| Materials provided |
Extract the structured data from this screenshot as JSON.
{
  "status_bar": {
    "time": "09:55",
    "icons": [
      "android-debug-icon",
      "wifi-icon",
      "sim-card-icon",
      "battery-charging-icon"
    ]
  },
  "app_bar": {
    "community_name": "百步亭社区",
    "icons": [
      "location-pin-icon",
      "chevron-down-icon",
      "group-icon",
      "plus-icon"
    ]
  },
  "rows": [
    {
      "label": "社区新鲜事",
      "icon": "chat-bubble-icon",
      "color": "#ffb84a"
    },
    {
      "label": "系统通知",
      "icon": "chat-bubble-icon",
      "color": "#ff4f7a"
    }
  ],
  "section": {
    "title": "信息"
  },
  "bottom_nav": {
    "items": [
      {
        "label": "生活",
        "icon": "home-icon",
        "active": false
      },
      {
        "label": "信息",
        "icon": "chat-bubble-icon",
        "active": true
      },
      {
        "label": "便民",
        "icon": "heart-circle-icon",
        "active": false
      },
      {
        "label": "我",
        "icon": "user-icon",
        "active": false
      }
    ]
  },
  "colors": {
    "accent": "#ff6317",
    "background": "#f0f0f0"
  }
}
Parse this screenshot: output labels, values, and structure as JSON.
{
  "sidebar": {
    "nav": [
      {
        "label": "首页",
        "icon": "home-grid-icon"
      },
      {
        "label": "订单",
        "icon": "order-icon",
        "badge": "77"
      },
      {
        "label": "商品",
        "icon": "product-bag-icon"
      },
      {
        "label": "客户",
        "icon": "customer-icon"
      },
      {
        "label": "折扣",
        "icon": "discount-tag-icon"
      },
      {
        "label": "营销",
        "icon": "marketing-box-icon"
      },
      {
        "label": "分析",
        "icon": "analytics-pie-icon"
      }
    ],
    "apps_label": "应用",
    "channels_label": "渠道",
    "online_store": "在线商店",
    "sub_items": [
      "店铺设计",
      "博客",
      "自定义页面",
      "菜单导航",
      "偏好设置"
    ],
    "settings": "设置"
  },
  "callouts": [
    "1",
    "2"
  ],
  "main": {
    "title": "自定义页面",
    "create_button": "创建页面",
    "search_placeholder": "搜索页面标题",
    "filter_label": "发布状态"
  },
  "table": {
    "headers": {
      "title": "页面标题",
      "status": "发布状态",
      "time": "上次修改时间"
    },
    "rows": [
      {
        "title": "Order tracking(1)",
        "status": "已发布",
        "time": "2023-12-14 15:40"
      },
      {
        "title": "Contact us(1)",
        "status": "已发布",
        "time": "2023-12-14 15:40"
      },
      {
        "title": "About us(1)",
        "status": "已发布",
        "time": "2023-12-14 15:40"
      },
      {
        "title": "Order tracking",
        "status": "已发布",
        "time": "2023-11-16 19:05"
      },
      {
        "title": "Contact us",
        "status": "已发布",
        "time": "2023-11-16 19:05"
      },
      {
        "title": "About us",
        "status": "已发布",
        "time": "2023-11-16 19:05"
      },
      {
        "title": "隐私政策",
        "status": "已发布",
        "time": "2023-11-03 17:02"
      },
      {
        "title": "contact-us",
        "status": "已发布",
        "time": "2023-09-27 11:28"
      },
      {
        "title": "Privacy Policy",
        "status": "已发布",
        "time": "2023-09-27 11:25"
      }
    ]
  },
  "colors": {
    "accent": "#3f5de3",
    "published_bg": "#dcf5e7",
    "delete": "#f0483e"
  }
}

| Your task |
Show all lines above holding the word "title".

| Answer section |
    "title": "信息"
    "title": "自定义页面",
      "title": "页面标题",
        "title": "Order tracking(1)",
        "title": "Contact us(1)",
        "title": "About us(1)",
        "title": "Order tracking",
        "title": "Contact us",
        "title": "About us",
        "title": "隐私政策",
        "title": "contact-us",
        "title": "Privacy Policy",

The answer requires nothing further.